42. A machine for inlaying granular compositions of the linoleum type comprising a stencil plate having a pattern opening therein, means for supporting beneath the stencil plate .a backing to receive granular composition applied through the opening, a plurality of blade members, at least one of which, when in operative` position with respect to the stencil, has a portion which is arranged at such angle to the plane of the stencil that it constitutes an upwardly and forwardly inclined compressing blade, and means for advancing the blades successively over the pattern opening.

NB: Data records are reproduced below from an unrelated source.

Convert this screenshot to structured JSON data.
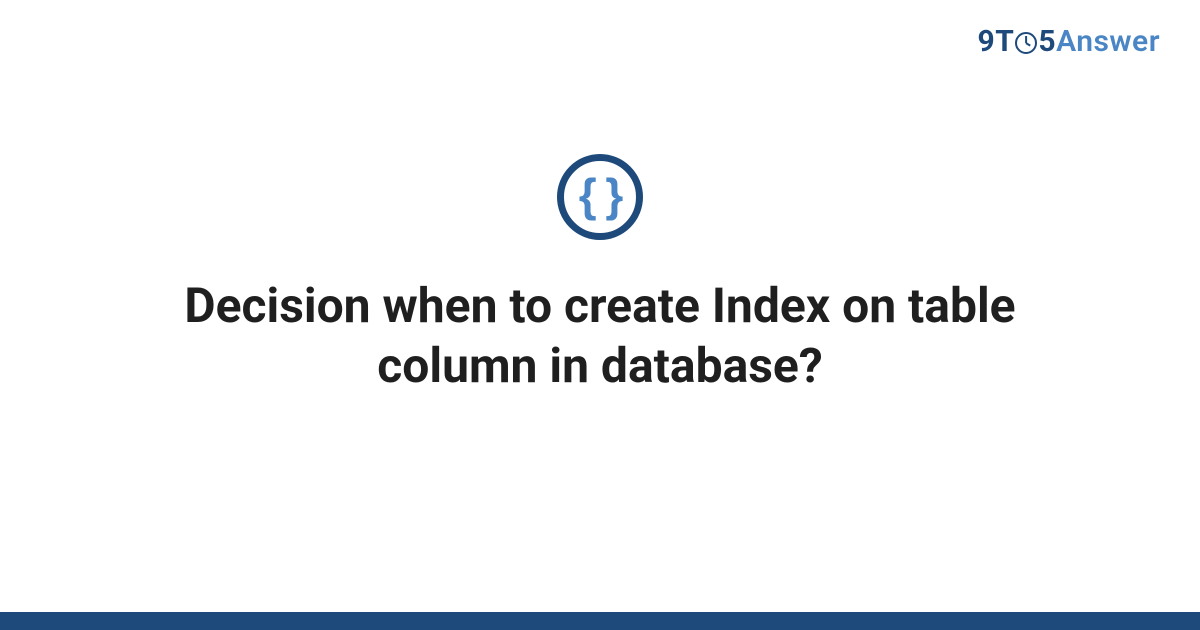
{
  "brand": {
    "part1": "9",
    "part2": "T",
    "part3": "5",
    "part4": "Answer"
  },
  "icon": {
    "glyph": "{ }"
  },
  "main": {
    "title": "Decision when to create Index on table column in database?"
  },
  "colors": {
    "primary": "#1d4a7a",
    "accent": "#4a86c5"
  }
}
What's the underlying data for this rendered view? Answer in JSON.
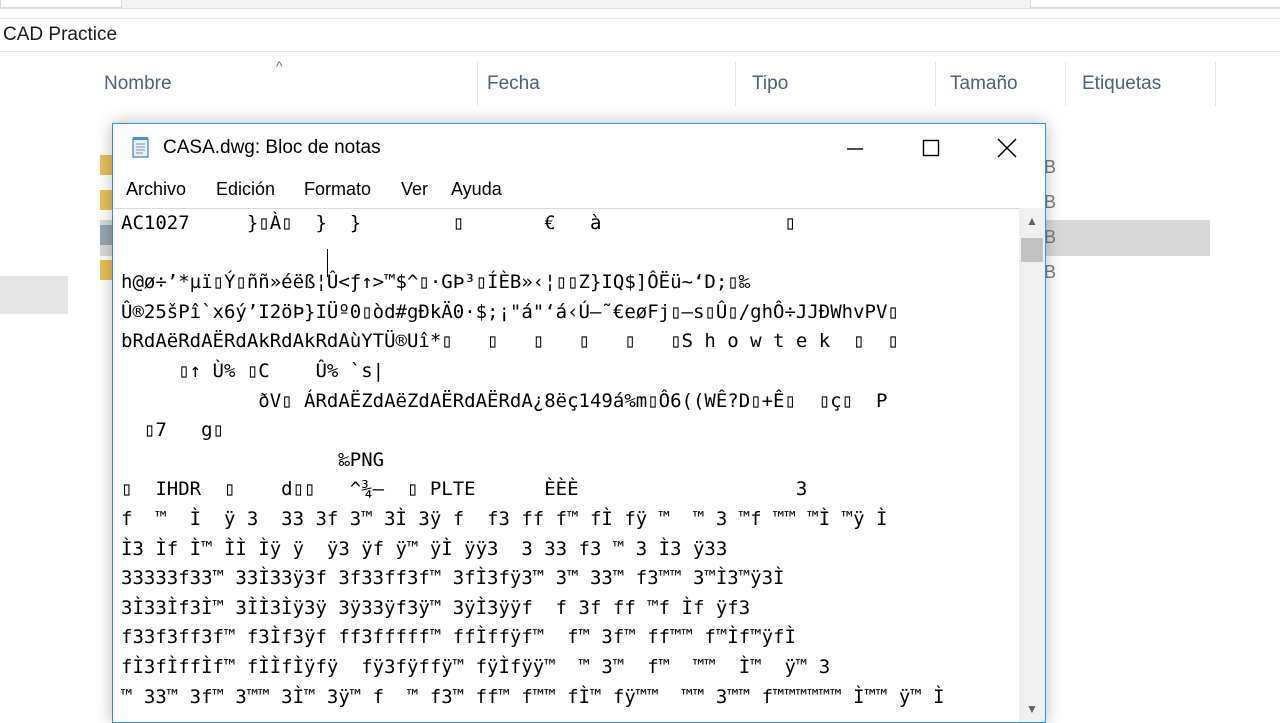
{
  "explorer": {
    "folder_name": "CAD Practice",
    "columns": [
      "Nombre",
      "Fecha",
      "Tipo",
      "Tamaño",
      "Etiquetas"
    ],
    "sort_indicator": "^",
    "size_fragments": [
      "B",
      "B",
      "B",
      "B"
    ]
  },
  "notepad": {
    "title": "CASA.dwg: Bloc de notas",
    "menu": [
      "Archivo",
      "Edición",
      "Formato",
      "Ver",
      "Ayuda"
    ],
    "lines": [
      "AC1027     }▯À▯  }  }        ▯       €   à                ▯",
      "",
      "h@ø÷’*µï▯Ý▯ññ»éëß¦Û<ƒ↑>™$^▯·GÞ³▯ÍÈB»‹¦▯▯Z}IQ$]ÔËü~‘D;▯‰",
      "Û®25šPî`x6ý’I2öÞ}IÜº0▯òd#gÐkÄ0·$;¡\"á\"‘á‹Ú–˜€eøFj▯–s▯Û▯/ghÔ÷JJÐWhvPV▯",
      "bRdAëRdAËRdAkRdAkRdAùYTÜ®Uî*▯   ▯   ▯   ▯   ▯   ▯S h o w t e k  ▯  ▯",
      "     ▯↑ Ù% ▯C    Û% `s|",
      "            ðV▯ ÁRdAËZdAëZdAËRdAËRdA¿8ëç149á%m▯Ô6((WÊ?D▯+Ê▯  ▯ç▯  P",
      "  ▯7   g▯",
      "                   ‰PNG",
      "▯  IHDR  ▯    d▯▯   ^¾–  ▯ PLTE      ÈÈÈ                   3",
      "f  ™  Ì  ÿ 3  33 3f 3™ 3Ì 3ÿ f  f3 ff f™ fÌ fÿ ™  ™ 3 ™f ™™ ™Ì ™ÿ Ì",
      "Ì3 Ìf Ì™ ÌÌ Ìÿ ÿ  ÿ3 ÿf ÿ™ ÿÌ ÿÿ3  3 33 f3 ™ 3 Ì3 ÿ33",
      "33333f33™ 33Ì33ÿ3f 3f33ff3f™ 3fÌ3fÿ3™ 3™ 33™ f3™™ 3™Ì3™ÿ3Ì",
      "3Ì33Ìf3Ì™ 3ÌÌ3Ìÿ3ÿ 3ÿ33ÿf3ÿ™ 3ÿÌ3ÿÿf  f 3f ff ™f Ìf ÿf3",
      "f33f3ff3f™ f3Ìf3ÿf ff3fffff™ ffÌffÿf™  f™ 3f™ ff™™ f™Ìf™ÿfÌ",
      "fÌ3fÌffÌf™ fÌÌfÌÿfÿ  fÿ3fÿffÿ™ fÿÌfÿÿ™  ™ 3™  f™  ™™  Ì™  ÿ™ 3",
      "™ 33™ 3f™ 3™™ 3Ì™ 3ÿ™ f  ™ f3™ ff™ f™™ fÌ™ fÿ™™  ™™ 3™™ f™™™™™™ Ì™™ ÿ™ Ì"
    ]
  }
}
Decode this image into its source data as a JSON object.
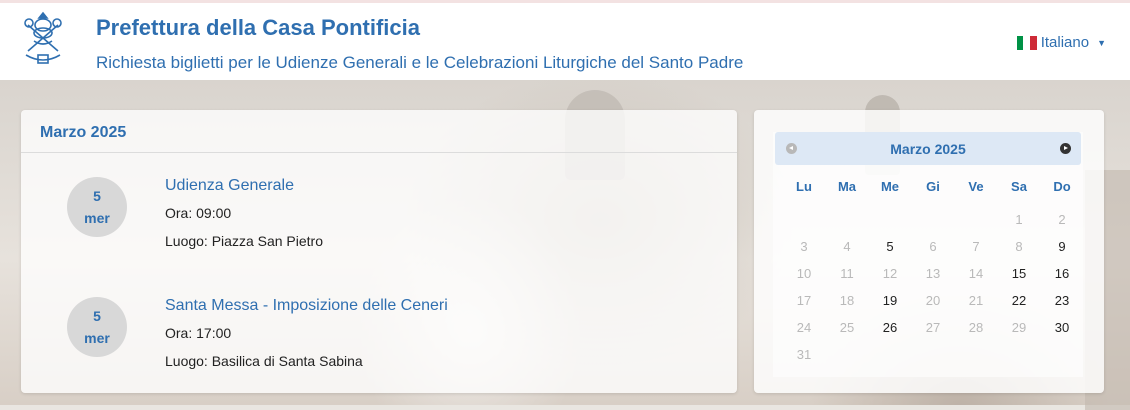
{
  "header": {
    "title": "Prefettura della Casa Pontificia",
    "subtitle": "Richiesta biglietti per le Udienze Generali e le Celebrazioni Liturgiche del Santo Padre",
    "language": "Italiano"
  },
  "events": {
    "month": "Marzo 2025",
    "items": [
      {
        "day": "5",
        "weekday": "mer",
        "title": "Udienza Generale",
        "time": "Ora: 09:00",
        "place": "Luogo: Piazza San Pietro"
      },
      {
        "day": "5",
        "weekday": "mer",
        "title": "Santa Messa - Imposizione delle Ceneri",
        "time": "Ora: 17:00",
        "place": "Luogo: Basilica di Santa Sabina"
      }
    ]
  },
  "calendar": {
    "title": "Marzo 2025",
    "weekdays": [
      "Lu",
      "Ma",
      "Me",
      "Gi",
      "Ve",
      "Sa",
      "Do"
    ],
    "first_weekday_index": 5,
    "days_in_month": 31,
    "active_days": [
      5,
      9,
      15,
      16,
      19,
      22,
      23,
      26,
      30
    ]
  },
  "colors": {
    "accent": "#2f6fb0",
    "calendar_header": "#dde8f5",
    "flag": [
      "#009246",
      "#ffffff",
      "#ce2b37"
    ]
  }
}
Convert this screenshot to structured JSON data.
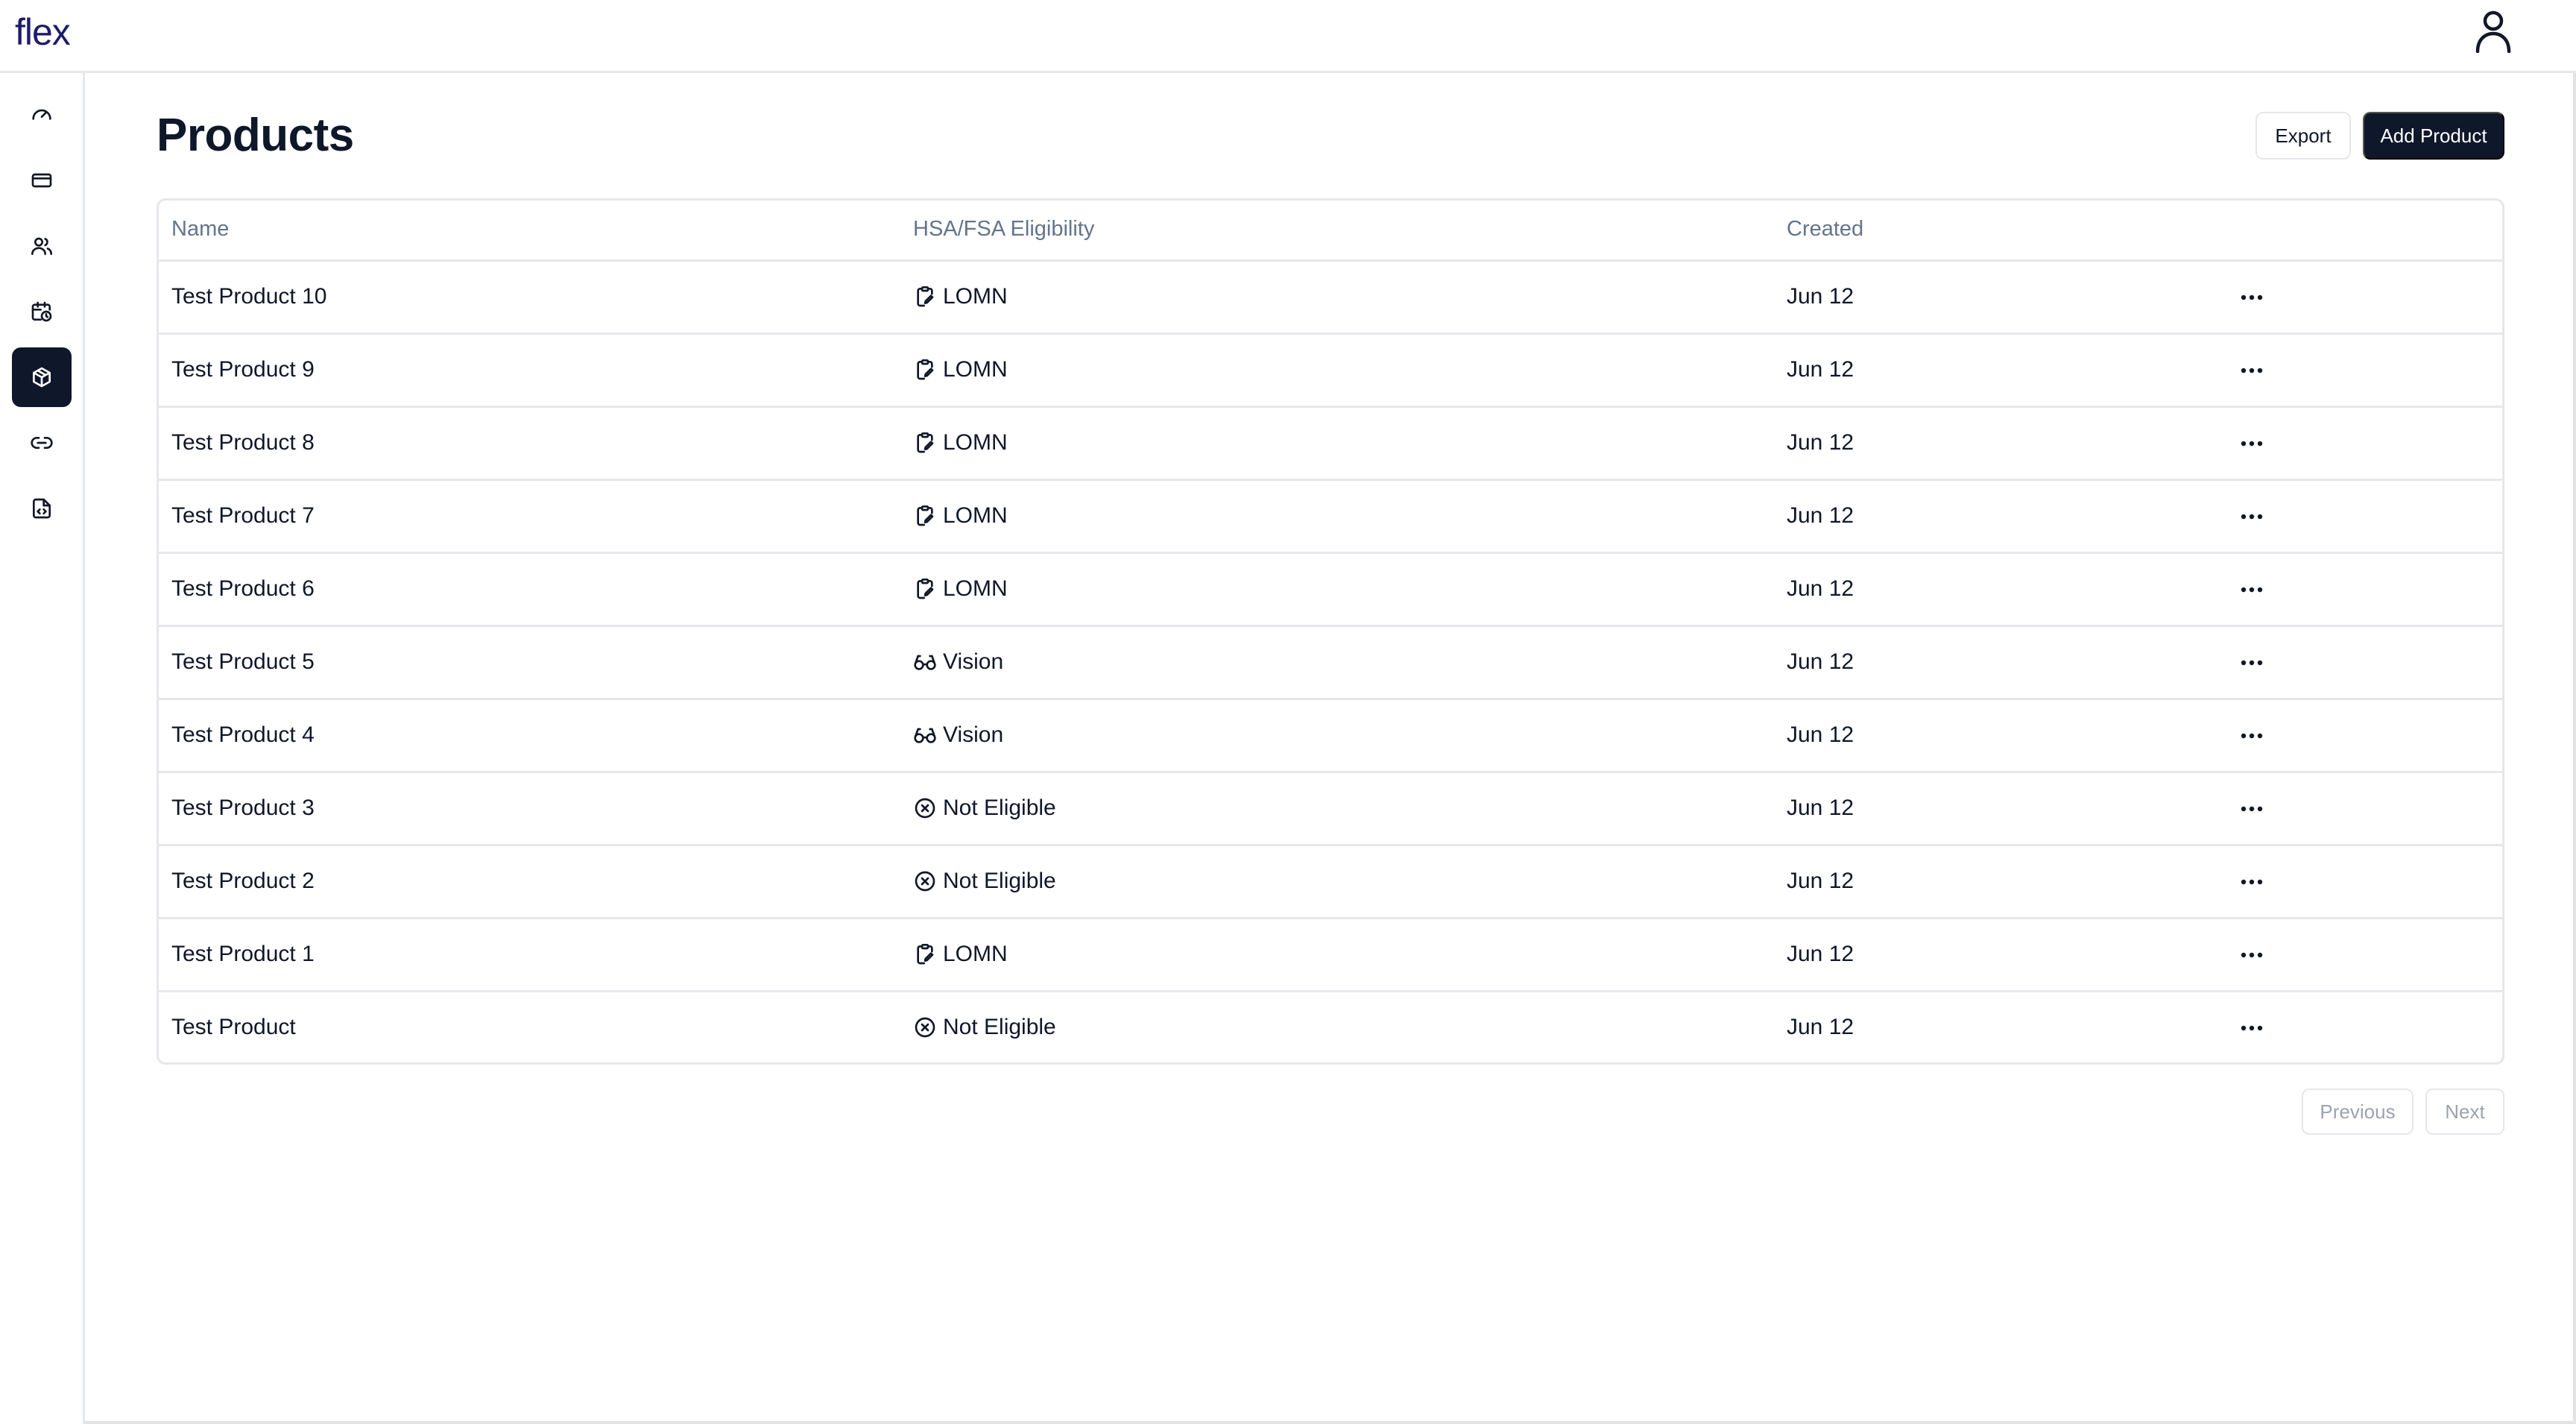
{
  "app": {
    "logo": "flex"
  },
  "sidebar": {
    "items": [
      {
        "name": "sidebar-item-dashboard",
        "icon": "gauge-icon",
        "active": false
      },
      {
        "name": "sidebar-item-payments",
        "icon": "credit-card-icon",
        "active": false
      },
      {
        "name": "sidebar-item-customers",
        "icon": "users-icon",
        "active": false
      },
      {
        "name": "sidebar-item-subscriptions",
        "icon": "calendar-clock-icon",
        "active": false
      },
      {
        "name": "sidebar-item-products",
        "icon": "package-icon",
        "active": true
      },
      {
        "name": "sidebar-item-links",
        "icon": "link-icon",
        "active": false
      },
      {
        "name": "sidebar-item-developers",
        "icon": "file-code-icon",
        "active": false
      }
    ]
  },
  "page": {
    "title": "Products",
    "export_label": "Export",
    "add_label": "Add Product"
  },
  "table": {
    "headers": {
      "name": "Name",
      "eligibility": "HSA/FSA Eligibility",
      "created": "Created"
    },
    "rows": [
      {
        "name": "Test Product 10",
        "eligibility": "LOMN",
        "icon": "clipboard-edit-icon",
        "created": "Jun 12"
      },
      {
        "name": "Test Product 9",
        "eligibility": "LOMN",
        "icon": "clipboard-edit-icon",
        "created": "Jun 12"
      },
      {
        "name": "Test Product 8",
        "eligibility": "LOMN",
        "icon": "clipboard-edit-icon",
        "created": "Jun 12"
      },
      {
        "name": "Test Product 7",
        "eligibility": "LOMN",
        "icon": "clipboard-edit-icon",
        "created": "Jun 12"
      },
      {
        "name": "Test Product 6",
        "eligibility": "LOMN",
        "icon": "clipboard-edit-icon",
        "created": "Jun 12"
      },
      {
        "name": "Test Product 5",
        "eligibility": "Vision",
        "icon": "glasses-icon",
        "created": "Jun 12"
      },
      {
        "name": "Test Product 4",
        "eligibility": "Vision",
        "icon": "glasses-icon",
        "created": "Jun 12"
      },
      {
        "name": "Test Product 3",
        "eligibility": "Not Eligible",
        "icon": "x-circle-icon",
        "created": "Jun 12"
      },
      {
        "name": "Test Product 2",
        "eligibility": "Not Eligible",
        "icon": "x-circle-icon",
        "created": "Jun 12"
      },
      {
        "name": "Test Product 1",
        "eligibility": "LOMN",
        "icon": "clipboard-edit-icon",
        "created": "Jun 12"
      },
      {
        "name": "Test Product",
        "eligibility": "Not Eligible",
        "icon": "x-circle-icon",
        "created": "Jun 12"
      }
    ]
  },
  "pagination": {
    "previous_label": "Previous",
    "next_label": "Next"
  }
}
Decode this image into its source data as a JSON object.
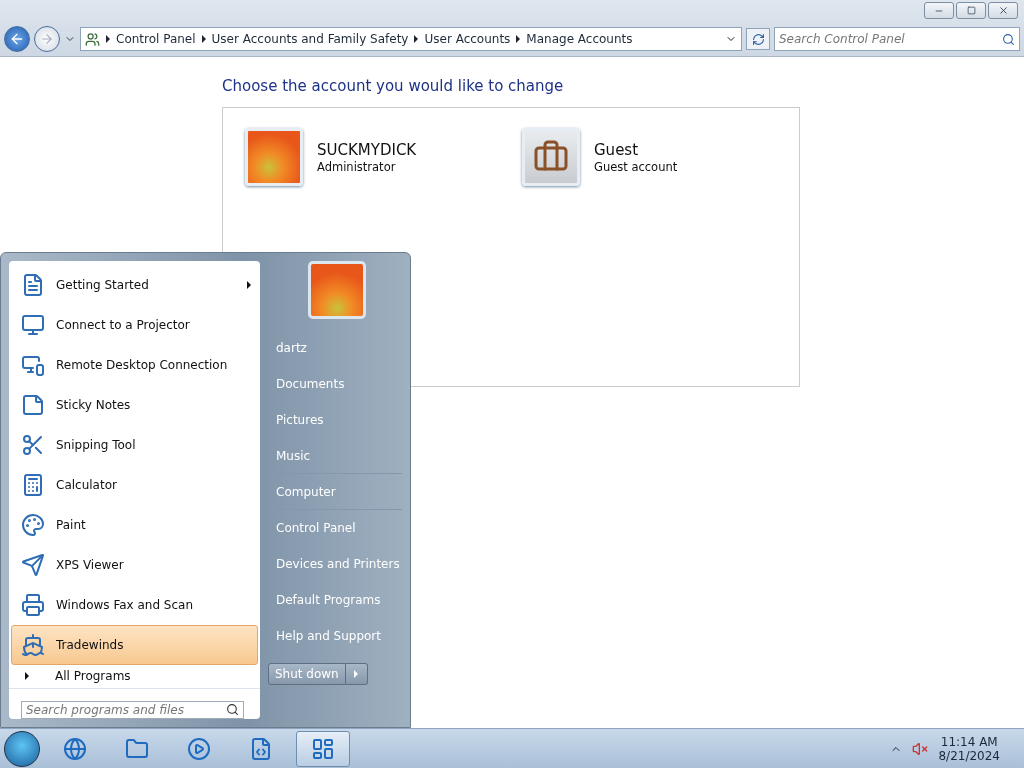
{
  "window": {
    "breadcrumb": [
      "Control Panel",
      "User Accounts and Family Safety",
      "User Accounts",
      "Manage Accounts"
    ],
    "search": {
      "placeholder": "Search Control Panel"
    },
    "heading": "Choose the account you would like to change",
    "accounts": [
      {
        "name": "SUCKMYDICK",
        "role": "Administrator",
        "kind": "flower"
      },
      {
        "name": "Guest",
        "role": "Guest account",
        "kind": "briefcase"
      }
    ]
  },
  "start_menu": {
    "programs": [
      {
        "label": "Getting Started",
        "kind": "document",
        "submenu": true,
        "selected": false
      },
      {
        "label": "Connect to a Projector",
        "kind": "projector",
        "submenu": false,
        "selected": false
      },
      {
        "label": "Remote Desktop Connection",
        "kind": "remote",
        "submenu": false,
        "selected": false
      },
      {
        "label": "Sticky Notes",
        "kind": "notes",
        "submenu": false,
        "selected": false
      },
      {
        "label": "Snipping Tool",
        "kind": "scissors",
        "submenu": false,
        "selected": false
      },
      {
        "label": "Calculator",
        "kind": "calculator",
        "submenu": false,
        "selected": false
      },
      {
        "label": "Paint",
        "kind": "palette",
        "submenu": false,
        "selected": false
      },
      {
        "label": "XPS Viewer",
        "kind": "plane",
        "submenu": false,
        "selected": false
      },
      {
        "label": "Windows Fax and Scan",
        "kind": "printer",
        "submenu": false,
        "selected": false
      },
      {
        "label": "Tradewinds",
        "kind": "ship",
        "submenu": false,
        "selected": true
      }
    ],
    "all_programs": "All Programs",
    "search": {
      "placeholder": "Search programs and files"
    },
    "places": [
      {
        "label": "dartz",
        "divider_before": false
      },
      {
        "label": "Documents",
        "divider_before": false
      },
      {
        "label": "Pictures",
        "divider_before": false
      },
      {
        "label": "Music",
        "divider_before": false
      },
      {
        "label": "Computer",
        "divider_before": true
      },
      {
        "label": "Control Panel",
        "divider_before": true
      },
      {
        "label": "Devices and Printers",
        "divider_before": false
      },
      {
        "label": "Default Programs",
        "divider_before": false
      },
      {
        "label": "Help and Support",
        "divider_before": false
      }
    ],
    "shutdown": "Shut down"
  },
  "taskbar": {
    "apps": [
      {
        "kind": "browser",
        "active": false
      },
      {
        "kind": "folder",
        "active": false
      },
      {
        "kind": "media",
        "active": false
      },
      {
        "kind": "notepad",
        "active": false
      },
      {
        "kind": "control-panel",
        "active": true
      }
    ],
    "time": "11:14 AM",
    "date": "8/21/2024"
  }
}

43. A machine for inlaying granular compositions of the linoleum type comprising a stencil plate having a pattern opening therein, means for supporting beneath the stencil plate a backsupporting beneath the stencil plate a backingto receive granular composition applied through the openings, a plurality of blade m'embers disposed at angles less than normal with respect to the plane of the stencil and extending transversely of substantially the entire Width of the stencil openings and means for moving the blades successively over the stencil openings with their trailing ends closer to the stencil than their leading ends. f

45. A machine for inlaying granular compositions of the linoleum type comprising a stencil plate having pattern openings therein, means for supporting beneath the stencil plate a backing to receive granular composition applied through the openings, a plurality of yielding blades secured to carrying means, means for driving the carrying means in a closed path and for advancing the blades successively over the stencil openings, at least one of the blades positioned with its trailing end closer to the stencil than its leading end when in operative position with respeci; to the stencil.

46. A machine for inlaying granular compositions of the linoleum type comprising a stencil plate having a pattern opening therein, means for supporting beneath the stencil plate a backing to receive granular composition applied through the opening, a blade secured to carrying means, and means for driving the carrying means in a closed path and for moving the blade over the stencil opening.

JOHN L. BERGER.

Referenced by
Citing PatentFiling datePublication dateApplicantTitle
US2969828 *Aug 1, 1957Jan 31, 1961Armstrong Cork CoStenciling machine
US3101241 *Nov 3, 1960Aug 20, 1963Armstrong Cork CoMethod of preparing particles of thermoplastic composition
US8152710Feb 28, 2008Apr 10, 2012Ethicon Endo-Surgery, Inc.Physiological parameter analysis for an implantable restriction device and a data logger
Classifications
U.S. Classification264/112, 101/115, 425/130, 264/162, 101/129, 264/120, 425/115, 425/811
International ClassificationD06N7/00
Cooperative ClassificationY10S425/811, D06N7/0028
European ClassificationD06N7/00B4